## What this task involves
Return each line of the data below exactly, omitting any pictures.

═══ Excerpted records ═══

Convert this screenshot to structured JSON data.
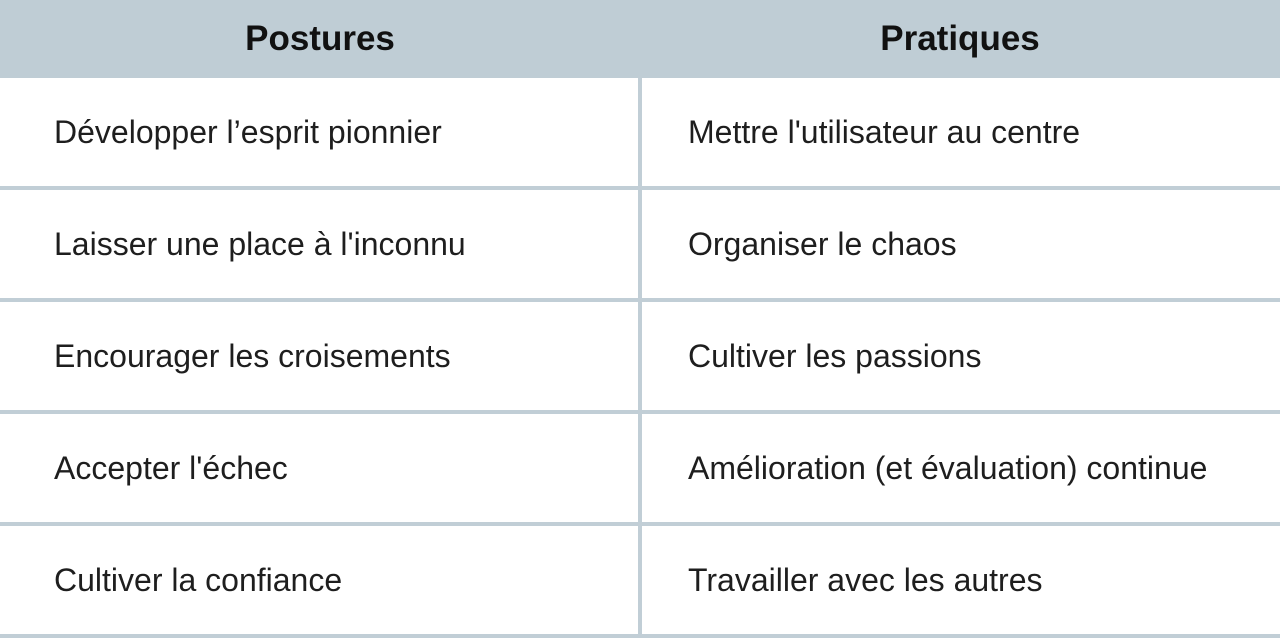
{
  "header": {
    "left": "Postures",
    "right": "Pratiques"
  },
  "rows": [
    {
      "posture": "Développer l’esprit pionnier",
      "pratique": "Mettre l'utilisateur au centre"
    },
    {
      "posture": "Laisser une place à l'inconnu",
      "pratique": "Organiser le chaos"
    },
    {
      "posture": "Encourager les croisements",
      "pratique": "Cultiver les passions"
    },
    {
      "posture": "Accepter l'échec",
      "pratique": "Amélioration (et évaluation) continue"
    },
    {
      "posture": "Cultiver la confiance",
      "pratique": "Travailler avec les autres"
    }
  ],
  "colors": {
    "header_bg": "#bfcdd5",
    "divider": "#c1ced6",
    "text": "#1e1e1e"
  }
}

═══

## Exercise result
Convert this screenshot to structured JSON data.
{
  "header": {
    "left": "Postures",
    "right": "Pratiques"
  },
  "rows": [
    {
      "posture": "Développer l’esprit pionnier",
      "pratique": "Mettre l'utilisateur au centre"
    },
    {
      "posture": "Laisser une place à l'inconnu",
      "pratique": "Organiser le chaos"
    },
    {
      "posture": "Encourager les croisements",
      "pratique": "Cultiver les passions"
    },
    {
      "posture": "Accepter l'échec",
      "pratique": "Amélioration (et évaluation) continue"
    },
    {
      "posture": "Cultiver la confiance",
      "pratique": "Travailler avec les autres"
    }
  ],
  "colors": {
    "header_bg": "#bfcdd5",
    "divider": "#c1ced6",
    "text": "#1e1e1e"
  }
}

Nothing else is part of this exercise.